[Opening RECORDS FOR THIS TASK section]

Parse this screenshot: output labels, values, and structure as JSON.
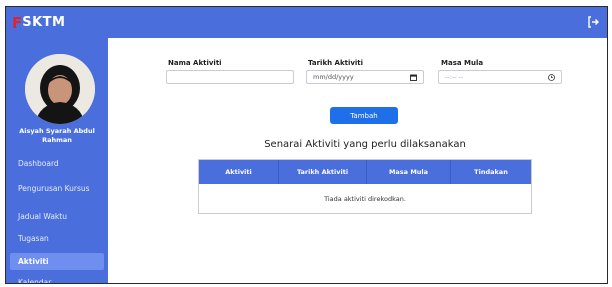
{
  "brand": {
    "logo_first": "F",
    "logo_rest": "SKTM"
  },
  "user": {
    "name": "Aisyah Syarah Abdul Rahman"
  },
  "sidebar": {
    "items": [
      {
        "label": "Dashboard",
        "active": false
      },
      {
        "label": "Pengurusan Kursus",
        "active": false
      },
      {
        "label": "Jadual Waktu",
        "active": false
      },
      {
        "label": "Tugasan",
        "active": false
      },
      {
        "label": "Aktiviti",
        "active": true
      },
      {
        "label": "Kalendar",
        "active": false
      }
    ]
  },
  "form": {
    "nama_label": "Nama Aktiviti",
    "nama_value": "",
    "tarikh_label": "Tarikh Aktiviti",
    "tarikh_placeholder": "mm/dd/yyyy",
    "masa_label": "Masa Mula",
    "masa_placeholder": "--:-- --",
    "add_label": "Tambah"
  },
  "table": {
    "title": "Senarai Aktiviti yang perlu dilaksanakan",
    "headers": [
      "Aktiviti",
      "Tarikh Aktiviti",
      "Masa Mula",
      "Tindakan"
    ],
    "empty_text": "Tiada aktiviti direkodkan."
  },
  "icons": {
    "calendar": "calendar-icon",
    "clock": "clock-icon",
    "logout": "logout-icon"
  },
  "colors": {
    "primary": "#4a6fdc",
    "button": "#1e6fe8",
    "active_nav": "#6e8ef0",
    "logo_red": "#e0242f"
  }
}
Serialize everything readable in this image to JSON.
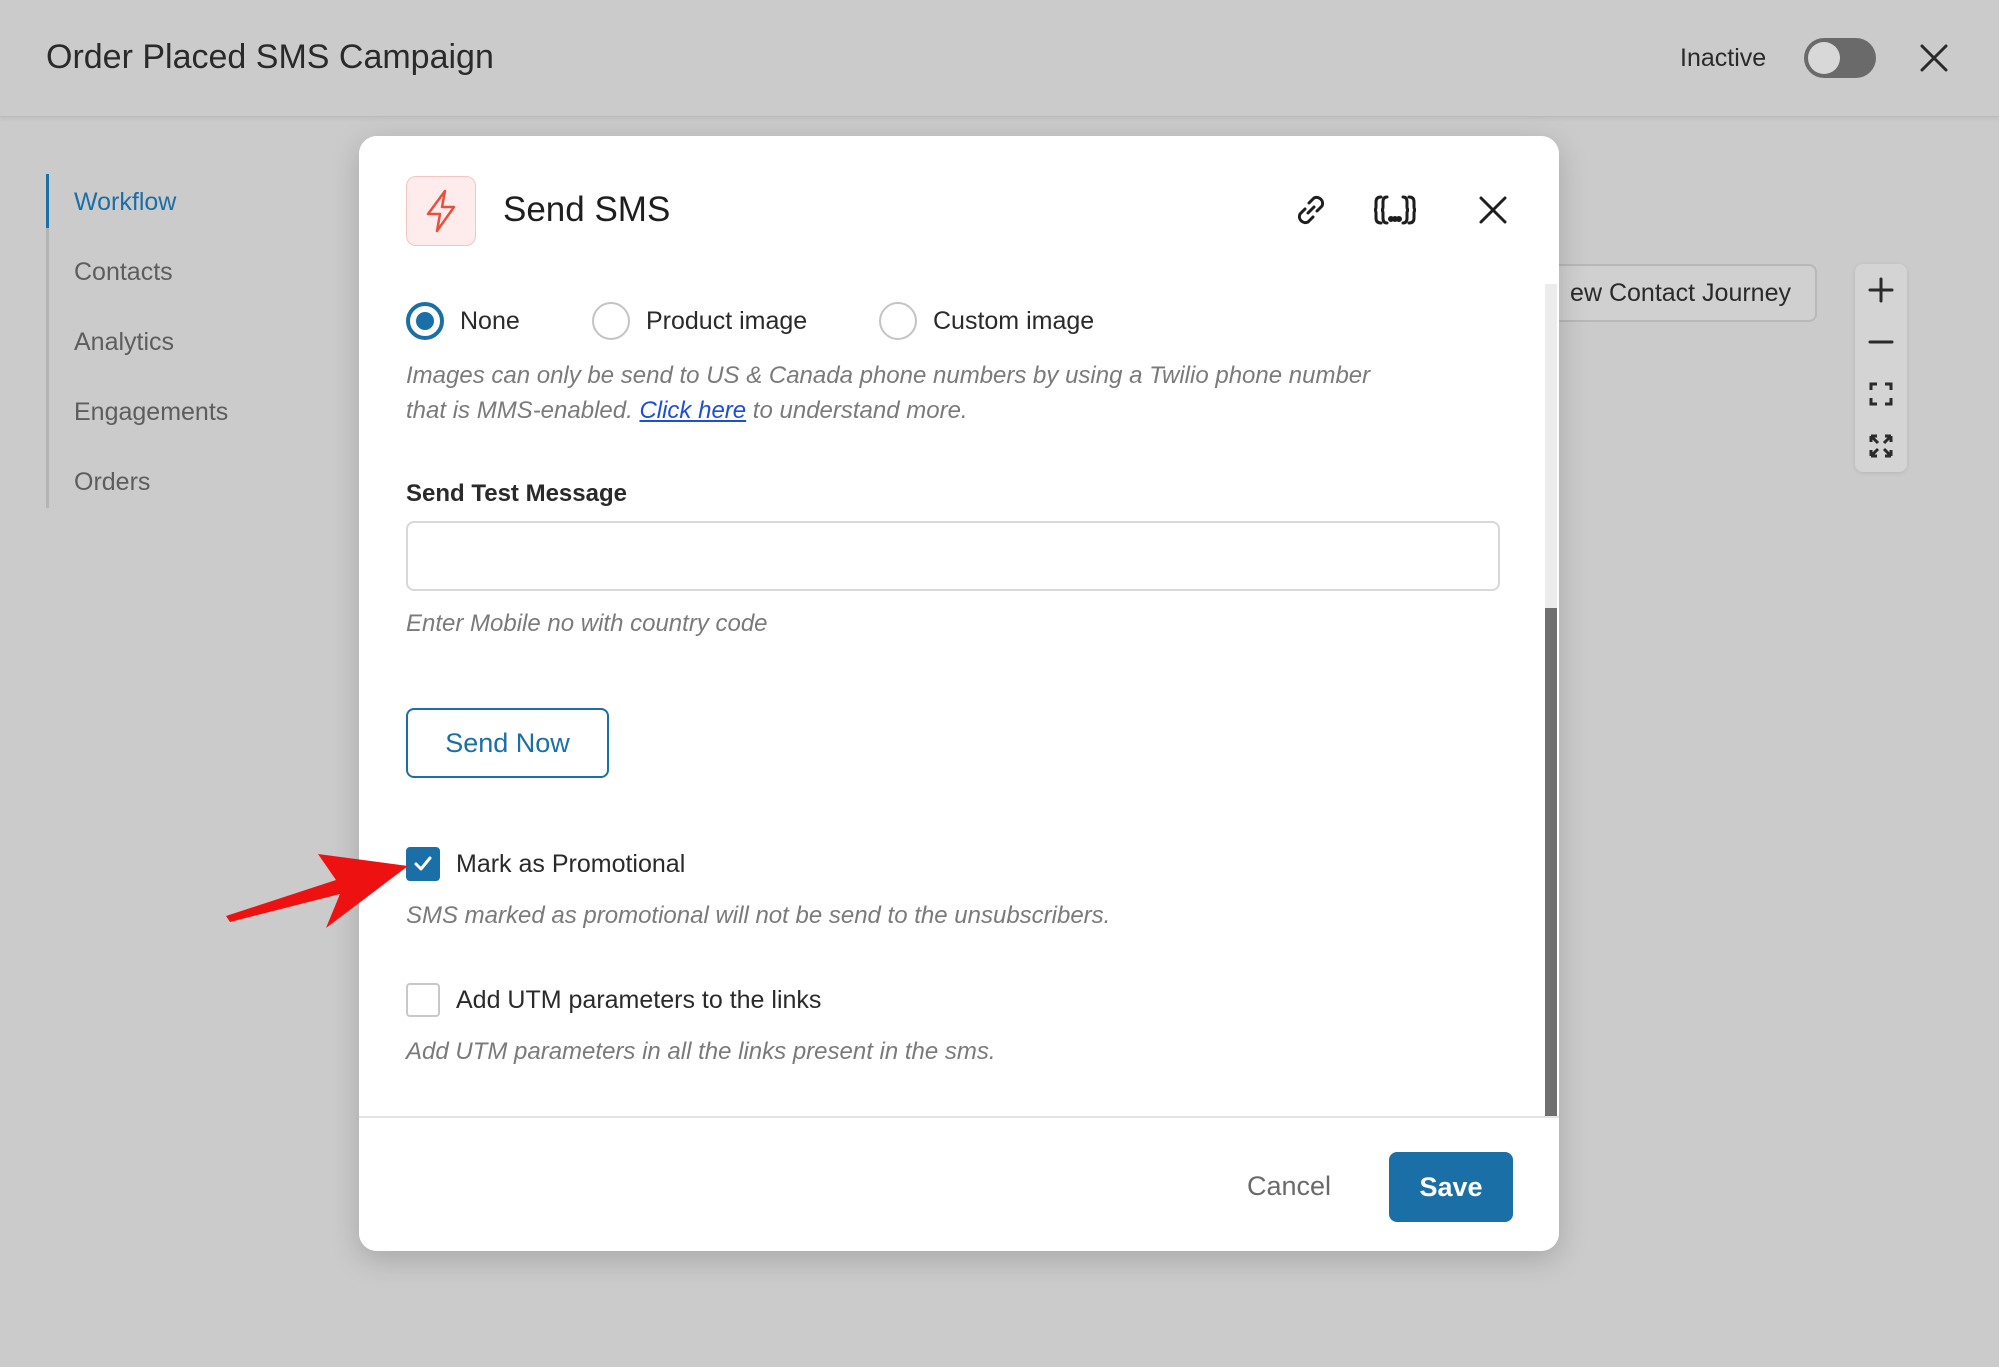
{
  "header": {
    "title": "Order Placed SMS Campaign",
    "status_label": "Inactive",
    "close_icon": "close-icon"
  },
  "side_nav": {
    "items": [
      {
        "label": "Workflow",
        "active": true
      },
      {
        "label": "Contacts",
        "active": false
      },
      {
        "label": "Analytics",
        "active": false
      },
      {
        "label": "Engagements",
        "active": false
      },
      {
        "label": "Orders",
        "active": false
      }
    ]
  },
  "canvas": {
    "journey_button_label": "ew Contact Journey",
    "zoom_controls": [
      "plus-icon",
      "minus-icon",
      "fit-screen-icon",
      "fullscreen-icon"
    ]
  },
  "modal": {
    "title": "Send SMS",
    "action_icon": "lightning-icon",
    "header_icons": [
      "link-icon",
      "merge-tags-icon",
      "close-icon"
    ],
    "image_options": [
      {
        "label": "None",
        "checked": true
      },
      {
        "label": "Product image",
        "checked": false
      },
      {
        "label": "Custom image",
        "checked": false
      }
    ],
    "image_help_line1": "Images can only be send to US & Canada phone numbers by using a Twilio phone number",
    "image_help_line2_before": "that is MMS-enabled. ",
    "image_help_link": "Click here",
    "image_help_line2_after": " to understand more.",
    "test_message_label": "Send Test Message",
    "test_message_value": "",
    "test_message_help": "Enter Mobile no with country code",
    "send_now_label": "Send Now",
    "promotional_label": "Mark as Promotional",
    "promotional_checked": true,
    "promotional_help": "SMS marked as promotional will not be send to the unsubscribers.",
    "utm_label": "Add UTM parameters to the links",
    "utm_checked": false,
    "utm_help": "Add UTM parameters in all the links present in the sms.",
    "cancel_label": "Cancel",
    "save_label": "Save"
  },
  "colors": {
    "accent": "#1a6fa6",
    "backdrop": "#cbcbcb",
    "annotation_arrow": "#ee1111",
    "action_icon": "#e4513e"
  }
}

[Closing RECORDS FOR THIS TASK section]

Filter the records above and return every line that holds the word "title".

    "title": "Senarai Aktiviti yang perlu dilaksanakan",
    "title": "Order Placed SMS Campaign",
    "title": "Send SMS",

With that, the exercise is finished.